Meanwhile, alongside Hung in the crowded race for KMT chair are current frontrunners Wu Den-yih and Hau Lung-bin. Wu has sought to appeal to the centrist faction of the KMT, urging support of the 1992 Consensus in managing Taipei’s relationship with Beijing and suggesting an opposition to the legalization of same-sex marriage. Hau, a former Taipei mayor, has shelved presidential ambitions with a campaign pledge to make the KMT’s survival his top priority. Like Hung, Hau stands to benefit from votes cast by the Old Soldiers as the son of former premier and general Hau Pei-Tsun (郝柏村). Steve Chan and Han Kuo-yu are the dark horses in the race. Seeking to heal a divided Taiwan, Chan is thought to be a proxy for Foxconn chairman Terry Gou (郭台銘), who is rumored to be considering his own run for president in 2020. Little is known about Han Kuo-yu’s political ambitions, aside from his brief stint as a KMT party caucus leader and literal embrace of public opinion—as represented by heads of lettuce—since declaring his candidacy. The common denominator in the chairperson race to date is the absence of a clear vision for the party’s future. Each candidate must obtain approximately 9,000 signatures from KMT members by March 31st to validate their bid; in the interim, it would further behoove the candidates to elucidate the tangible steps they would take to revitalize a fragmented KMT.

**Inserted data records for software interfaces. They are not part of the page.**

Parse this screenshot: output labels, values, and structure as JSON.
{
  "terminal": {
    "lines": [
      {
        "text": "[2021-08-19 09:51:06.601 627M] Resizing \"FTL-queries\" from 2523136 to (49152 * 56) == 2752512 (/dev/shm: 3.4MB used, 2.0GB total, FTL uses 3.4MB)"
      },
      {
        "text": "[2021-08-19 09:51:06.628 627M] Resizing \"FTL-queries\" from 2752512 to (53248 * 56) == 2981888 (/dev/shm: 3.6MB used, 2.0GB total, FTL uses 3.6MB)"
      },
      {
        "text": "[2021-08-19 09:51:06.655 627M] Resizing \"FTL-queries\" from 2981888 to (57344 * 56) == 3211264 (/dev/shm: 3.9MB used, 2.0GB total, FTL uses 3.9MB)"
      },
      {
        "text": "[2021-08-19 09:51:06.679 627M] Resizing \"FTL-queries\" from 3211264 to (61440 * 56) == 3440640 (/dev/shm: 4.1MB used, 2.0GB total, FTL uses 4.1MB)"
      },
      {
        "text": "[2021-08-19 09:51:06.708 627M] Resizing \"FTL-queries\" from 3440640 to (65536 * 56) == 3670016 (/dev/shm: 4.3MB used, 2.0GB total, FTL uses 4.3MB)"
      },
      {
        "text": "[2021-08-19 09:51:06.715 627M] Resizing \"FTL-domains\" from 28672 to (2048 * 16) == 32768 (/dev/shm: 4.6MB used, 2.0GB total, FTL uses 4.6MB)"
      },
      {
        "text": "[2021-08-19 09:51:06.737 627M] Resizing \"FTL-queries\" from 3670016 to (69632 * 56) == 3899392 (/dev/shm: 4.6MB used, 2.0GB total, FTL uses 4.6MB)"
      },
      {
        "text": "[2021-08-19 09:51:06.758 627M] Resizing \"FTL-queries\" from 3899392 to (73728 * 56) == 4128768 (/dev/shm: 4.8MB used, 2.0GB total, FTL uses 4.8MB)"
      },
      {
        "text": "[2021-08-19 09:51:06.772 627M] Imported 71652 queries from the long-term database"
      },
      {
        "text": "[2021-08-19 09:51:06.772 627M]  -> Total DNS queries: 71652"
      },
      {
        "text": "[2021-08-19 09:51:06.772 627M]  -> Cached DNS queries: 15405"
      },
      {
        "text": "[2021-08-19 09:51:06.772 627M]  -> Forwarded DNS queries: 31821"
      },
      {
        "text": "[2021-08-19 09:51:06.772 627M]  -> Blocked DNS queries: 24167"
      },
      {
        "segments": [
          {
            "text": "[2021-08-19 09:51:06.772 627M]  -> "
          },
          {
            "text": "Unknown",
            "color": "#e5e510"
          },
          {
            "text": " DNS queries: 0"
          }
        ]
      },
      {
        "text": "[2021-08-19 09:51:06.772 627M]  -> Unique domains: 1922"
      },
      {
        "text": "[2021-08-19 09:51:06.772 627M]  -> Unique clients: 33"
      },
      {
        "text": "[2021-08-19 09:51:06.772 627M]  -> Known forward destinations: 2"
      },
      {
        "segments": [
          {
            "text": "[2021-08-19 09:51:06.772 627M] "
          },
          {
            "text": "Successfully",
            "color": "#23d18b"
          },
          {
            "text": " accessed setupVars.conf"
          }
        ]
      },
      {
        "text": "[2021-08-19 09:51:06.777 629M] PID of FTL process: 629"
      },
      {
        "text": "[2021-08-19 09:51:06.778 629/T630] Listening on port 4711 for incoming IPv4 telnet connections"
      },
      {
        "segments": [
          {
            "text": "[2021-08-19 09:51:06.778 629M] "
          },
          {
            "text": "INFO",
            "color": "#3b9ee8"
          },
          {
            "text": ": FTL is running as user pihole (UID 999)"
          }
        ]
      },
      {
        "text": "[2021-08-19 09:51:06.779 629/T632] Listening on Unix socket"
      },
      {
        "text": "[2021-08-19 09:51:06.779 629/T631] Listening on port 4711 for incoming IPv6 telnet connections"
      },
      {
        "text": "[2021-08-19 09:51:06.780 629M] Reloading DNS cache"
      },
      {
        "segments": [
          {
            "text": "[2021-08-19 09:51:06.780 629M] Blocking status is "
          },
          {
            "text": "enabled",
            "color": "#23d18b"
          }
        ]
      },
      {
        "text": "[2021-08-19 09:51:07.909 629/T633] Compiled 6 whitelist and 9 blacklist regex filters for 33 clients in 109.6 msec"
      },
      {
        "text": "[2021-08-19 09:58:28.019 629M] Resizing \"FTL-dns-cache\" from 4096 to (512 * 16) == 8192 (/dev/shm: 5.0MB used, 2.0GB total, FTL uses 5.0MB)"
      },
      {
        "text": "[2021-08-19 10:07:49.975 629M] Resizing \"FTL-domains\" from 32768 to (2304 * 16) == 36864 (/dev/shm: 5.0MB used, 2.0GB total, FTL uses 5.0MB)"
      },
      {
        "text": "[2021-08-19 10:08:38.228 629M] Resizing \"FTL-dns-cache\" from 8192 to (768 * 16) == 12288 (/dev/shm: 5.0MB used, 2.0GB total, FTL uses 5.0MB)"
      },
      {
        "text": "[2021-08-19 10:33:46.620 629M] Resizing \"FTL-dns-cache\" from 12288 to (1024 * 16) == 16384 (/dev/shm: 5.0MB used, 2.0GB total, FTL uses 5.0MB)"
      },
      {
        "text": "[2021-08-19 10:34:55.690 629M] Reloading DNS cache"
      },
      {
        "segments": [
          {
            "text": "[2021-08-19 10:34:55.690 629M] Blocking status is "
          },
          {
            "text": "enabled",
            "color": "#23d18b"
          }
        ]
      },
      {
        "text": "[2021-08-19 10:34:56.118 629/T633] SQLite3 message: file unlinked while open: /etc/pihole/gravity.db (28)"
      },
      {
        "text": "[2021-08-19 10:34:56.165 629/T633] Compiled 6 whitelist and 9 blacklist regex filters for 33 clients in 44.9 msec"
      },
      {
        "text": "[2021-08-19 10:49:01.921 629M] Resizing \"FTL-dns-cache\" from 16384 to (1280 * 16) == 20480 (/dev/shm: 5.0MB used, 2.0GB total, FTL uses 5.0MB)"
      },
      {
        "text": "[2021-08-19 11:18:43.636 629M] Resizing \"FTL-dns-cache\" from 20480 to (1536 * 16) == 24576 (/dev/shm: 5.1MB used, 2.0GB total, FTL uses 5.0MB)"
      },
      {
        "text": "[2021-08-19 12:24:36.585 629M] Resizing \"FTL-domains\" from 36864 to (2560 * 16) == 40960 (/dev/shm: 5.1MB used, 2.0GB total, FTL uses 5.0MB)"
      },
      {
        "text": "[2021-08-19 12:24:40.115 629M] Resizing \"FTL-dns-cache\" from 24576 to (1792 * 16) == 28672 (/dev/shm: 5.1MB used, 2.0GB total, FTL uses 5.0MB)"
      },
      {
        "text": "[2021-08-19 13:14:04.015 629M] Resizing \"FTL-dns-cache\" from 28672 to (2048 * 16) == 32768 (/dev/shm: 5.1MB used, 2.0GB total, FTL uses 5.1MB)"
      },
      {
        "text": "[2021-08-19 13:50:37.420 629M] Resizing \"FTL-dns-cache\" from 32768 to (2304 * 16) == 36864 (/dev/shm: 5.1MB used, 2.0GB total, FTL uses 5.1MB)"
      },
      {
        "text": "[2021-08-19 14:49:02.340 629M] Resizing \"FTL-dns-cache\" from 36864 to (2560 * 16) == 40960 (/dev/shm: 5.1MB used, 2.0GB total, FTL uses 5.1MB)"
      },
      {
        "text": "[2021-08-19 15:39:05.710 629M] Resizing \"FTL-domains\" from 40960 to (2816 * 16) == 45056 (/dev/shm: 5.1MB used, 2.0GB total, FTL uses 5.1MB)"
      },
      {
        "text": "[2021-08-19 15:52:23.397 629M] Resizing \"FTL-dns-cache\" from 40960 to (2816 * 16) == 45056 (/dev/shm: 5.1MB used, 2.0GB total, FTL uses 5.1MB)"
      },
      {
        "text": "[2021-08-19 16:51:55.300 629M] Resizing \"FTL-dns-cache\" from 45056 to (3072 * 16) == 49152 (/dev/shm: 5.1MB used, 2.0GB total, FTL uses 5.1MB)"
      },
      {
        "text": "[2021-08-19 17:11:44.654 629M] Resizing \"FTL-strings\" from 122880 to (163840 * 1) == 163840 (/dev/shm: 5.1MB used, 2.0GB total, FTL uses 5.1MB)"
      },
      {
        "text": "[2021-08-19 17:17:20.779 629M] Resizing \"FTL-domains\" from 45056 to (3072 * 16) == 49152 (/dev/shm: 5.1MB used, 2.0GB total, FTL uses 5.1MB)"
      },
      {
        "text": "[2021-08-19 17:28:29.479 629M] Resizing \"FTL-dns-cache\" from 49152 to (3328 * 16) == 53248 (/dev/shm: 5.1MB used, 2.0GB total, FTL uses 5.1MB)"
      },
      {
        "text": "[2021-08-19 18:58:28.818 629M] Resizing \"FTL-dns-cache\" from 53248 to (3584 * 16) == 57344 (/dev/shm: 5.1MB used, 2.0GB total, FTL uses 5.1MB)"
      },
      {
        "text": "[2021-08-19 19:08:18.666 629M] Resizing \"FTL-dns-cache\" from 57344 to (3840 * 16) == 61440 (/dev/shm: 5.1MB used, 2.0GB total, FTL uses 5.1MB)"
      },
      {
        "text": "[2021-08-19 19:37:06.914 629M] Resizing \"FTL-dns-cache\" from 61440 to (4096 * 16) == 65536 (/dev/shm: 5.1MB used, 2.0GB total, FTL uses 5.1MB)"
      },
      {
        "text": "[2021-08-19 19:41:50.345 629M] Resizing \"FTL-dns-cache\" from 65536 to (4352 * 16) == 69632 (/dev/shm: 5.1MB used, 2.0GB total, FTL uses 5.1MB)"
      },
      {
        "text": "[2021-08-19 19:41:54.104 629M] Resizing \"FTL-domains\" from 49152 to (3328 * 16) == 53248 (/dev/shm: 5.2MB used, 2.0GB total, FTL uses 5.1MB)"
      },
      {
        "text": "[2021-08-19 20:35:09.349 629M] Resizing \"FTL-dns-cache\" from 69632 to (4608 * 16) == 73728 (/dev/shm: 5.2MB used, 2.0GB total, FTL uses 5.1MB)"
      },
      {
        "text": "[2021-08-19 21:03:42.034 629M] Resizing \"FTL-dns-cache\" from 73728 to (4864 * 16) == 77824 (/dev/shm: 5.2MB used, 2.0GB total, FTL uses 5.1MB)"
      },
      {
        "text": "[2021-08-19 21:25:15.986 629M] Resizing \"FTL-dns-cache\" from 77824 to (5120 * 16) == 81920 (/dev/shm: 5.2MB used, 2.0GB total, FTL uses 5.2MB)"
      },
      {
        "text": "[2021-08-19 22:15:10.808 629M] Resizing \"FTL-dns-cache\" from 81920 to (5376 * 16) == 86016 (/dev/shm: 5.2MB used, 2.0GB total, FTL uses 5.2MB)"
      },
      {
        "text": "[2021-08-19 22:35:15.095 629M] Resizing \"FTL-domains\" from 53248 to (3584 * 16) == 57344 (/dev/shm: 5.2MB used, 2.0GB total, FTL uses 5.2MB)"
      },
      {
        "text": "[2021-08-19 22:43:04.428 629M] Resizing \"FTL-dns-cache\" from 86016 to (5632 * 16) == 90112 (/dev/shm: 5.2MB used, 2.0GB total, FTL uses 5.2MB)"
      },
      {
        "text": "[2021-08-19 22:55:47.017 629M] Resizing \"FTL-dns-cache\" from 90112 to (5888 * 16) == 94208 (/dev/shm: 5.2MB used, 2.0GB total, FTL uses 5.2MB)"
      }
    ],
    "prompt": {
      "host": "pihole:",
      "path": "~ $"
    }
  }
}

For the KMT, the year ahead already looks to be a bumpy one. While the election of a new chairperson offers an opportunity for course correction, divides between the party’s caucus and headquarters in Taipei will likely persist. The KMT’s unanticipated move to reschedule the chairperson election illuminates the damage caused when a small minority of party leadership acts—irrespective of legislative processes—on behalf of the majority. After a new chairperson is elected on May 20, elections will be held in July for the party’s Central Committee and Central Standing Committee membership in advance of the National Congress on August 20. If the new chairperson is not able to slow the party’s gradual implosion and rejuvenate the KMT’s brand amongst Taiwanese voters, the KMT’s fate may have already been decided.
The main point: The Kuomintang will elect a new chairperson on May 20, 2017, but absent a leader capable of forging middle ground between the KMT’s light and deep blue branches, political infighting and uncertainty will remain a threat to the party’s long-term sustainability.
 Per the KMT’s charter, an individual is also not permitted to hold the chairmanship for longer than two four year terms (“主席之任期為四年，連選得連任一次”).